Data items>
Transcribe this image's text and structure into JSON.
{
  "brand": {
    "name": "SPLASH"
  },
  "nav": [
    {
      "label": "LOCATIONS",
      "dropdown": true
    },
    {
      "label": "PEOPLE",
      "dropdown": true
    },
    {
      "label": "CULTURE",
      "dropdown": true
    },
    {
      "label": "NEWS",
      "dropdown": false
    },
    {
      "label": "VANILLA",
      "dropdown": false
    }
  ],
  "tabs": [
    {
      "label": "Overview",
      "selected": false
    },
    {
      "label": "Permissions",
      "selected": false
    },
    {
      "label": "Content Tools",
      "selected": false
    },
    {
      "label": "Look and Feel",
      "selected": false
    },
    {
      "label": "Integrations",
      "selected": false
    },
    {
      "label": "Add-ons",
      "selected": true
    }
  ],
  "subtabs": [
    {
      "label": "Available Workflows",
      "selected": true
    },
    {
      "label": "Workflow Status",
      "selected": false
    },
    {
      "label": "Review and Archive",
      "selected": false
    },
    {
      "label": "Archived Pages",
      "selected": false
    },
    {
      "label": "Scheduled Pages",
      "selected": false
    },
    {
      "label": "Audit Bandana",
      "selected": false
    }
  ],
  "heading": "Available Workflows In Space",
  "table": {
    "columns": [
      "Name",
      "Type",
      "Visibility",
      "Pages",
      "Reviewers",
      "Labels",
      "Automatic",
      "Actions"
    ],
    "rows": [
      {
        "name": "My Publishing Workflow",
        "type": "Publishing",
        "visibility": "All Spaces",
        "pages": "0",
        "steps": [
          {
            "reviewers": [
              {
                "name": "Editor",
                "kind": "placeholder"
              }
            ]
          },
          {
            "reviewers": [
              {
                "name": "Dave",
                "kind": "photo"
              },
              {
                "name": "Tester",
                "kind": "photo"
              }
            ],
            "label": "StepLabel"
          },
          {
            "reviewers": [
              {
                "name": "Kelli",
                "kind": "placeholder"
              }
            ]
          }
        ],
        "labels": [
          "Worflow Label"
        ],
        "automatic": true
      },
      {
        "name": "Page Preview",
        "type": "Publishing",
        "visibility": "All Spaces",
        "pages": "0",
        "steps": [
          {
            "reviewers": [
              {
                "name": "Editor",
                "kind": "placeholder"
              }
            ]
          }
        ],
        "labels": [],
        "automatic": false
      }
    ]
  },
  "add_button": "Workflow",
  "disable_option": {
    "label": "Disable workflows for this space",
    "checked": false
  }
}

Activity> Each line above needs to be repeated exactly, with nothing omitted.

Finished task>
Transcribe this image's text and structure into JSON.
{
  "brand": {
    "name": "SPLASH"
  },
  "nav": [
    {
      "label": "LOCATIONS",
      "dropdown": true
    },
    {
      "label": "PEOPLE",
      "dropdown": true
    },
    {
      "label": "CULTURE",
      "dropdown": true
    },
    {
      "label": "NEWS",
      "dropdown": false
    },
    {
      "label": "VANILLA",
      "dropdown": false
    }
  ],
  "tabs": [
    {
      "label": "Overview",
      "selected": false
    },
    {
      "label": "Permissions",
      "selected": false
    },
    {
      "label": "Content Tools",
      "selected": false
    },
    {
      "label": "Look and Feel",
      "selected": false
    },
    {
      "label": "Integrations",
      "selected": false
    },
    {
      "label": "Add-ons",
      "selected": true
    }
  ],
  "subtabs": [
    {
      "label": "Available Workflows",
      "selected": true
    },
    {
      "label": "Workflow Status",
      "selected": false
    },
    {
      "label": "Review and Archive",
      "selected": false
    },
    {
      "label": "Archived Pages",
      "selected": false
    },
    {
      "label": "Scheduled Pages",
      "selected": false
    },
    {
      "label": "Audit Bandana",
      "selected": false
    }
  ],
  "heading": "Available Workflows In Space",
  "table": {
    "columns": [
      "Name",
      "Type",
      "Visibility",
      "Pages",
      "Reviewers",
      "Labels",
      "Automatic",
      "Actions"
    ],
    "rows": [
      {
        "name": "My Publishing Workflow",
        "type": "Publishing",
        "visibility": "All Spaces",
        "pages": "0",
        "steps": [
          {
            "reviewers": [
              {
                "name": "Editor",
                "kind": "placeholder"
              }
            ]
          },
          {
            "reviewers": [
              {
                "name": "Dave",
                "kind": "photo"
              },
              {
                "name": "Tester",
                "kind": "photo"
              }
            ],
            "label": "StepLabel"
          },
          {
            "reviewers": [
              {
                "name": "Kelli",
                "kind": "placeholder"
              }
            ]
          }
        ],
        "labels": [
          "Worflow Label"
        ],
        "automatic": true
      },
      {
        "name": "Page Preview",
        "type": "Publishing",
        "visibility": "All Spaces",
        "pages": "0",
        "steps": [
          {
            "reviewers": [
              {
                "name": "Editor",
                "kind": "placeholder"
              }
            ]
          }
        ],
        "labels": [],
        "automatic": false
      }
    ]
  },
  "add_button": "Workflow",
  "disable_option": {
    "label": "Disable workflows for this space",
    "checked": false
  }
}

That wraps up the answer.